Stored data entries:
───
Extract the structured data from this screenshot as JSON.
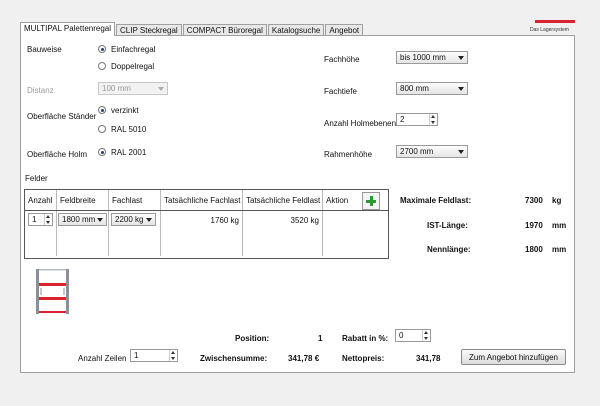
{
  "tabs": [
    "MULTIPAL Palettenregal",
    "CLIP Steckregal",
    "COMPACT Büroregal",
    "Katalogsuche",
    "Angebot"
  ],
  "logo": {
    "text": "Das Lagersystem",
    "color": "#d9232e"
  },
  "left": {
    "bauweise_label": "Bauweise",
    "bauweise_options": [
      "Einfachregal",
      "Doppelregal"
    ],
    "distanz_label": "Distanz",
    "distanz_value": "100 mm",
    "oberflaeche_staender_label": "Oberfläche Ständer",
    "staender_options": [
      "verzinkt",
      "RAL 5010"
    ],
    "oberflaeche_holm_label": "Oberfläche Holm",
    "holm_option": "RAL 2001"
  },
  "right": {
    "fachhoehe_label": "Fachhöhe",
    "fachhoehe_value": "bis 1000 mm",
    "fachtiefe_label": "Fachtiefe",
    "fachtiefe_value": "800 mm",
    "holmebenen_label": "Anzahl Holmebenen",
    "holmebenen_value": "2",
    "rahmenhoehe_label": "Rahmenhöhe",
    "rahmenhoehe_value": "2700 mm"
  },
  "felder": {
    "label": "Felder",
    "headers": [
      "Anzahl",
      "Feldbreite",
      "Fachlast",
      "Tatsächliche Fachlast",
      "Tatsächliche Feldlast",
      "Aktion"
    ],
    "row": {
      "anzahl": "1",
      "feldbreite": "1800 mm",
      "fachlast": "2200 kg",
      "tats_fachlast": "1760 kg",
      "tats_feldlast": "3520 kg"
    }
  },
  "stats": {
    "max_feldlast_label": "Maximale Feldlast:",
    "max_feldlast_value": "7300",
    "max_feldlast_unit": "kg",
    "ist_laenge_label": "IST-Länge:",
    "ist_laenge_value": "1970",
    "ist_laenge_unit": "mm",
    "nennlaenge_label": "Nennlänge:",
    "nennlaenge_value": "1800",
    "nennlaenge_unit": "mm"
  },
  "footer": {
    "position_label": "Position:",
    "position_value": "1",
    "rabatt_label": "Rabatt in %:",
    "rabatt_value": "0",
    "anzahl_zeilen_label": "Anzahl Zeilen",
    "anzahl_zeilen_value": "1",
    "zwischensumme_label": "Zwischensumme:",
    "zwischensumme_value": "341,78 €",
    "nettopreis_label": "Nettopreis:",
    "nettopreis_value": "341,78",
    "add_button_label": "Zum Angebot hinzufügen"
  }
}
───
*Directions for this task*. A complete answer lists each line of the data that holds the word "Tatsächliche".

*Your response*.
      "Tatsächliche Fachlast",
      "Tatsächliche Feldlast",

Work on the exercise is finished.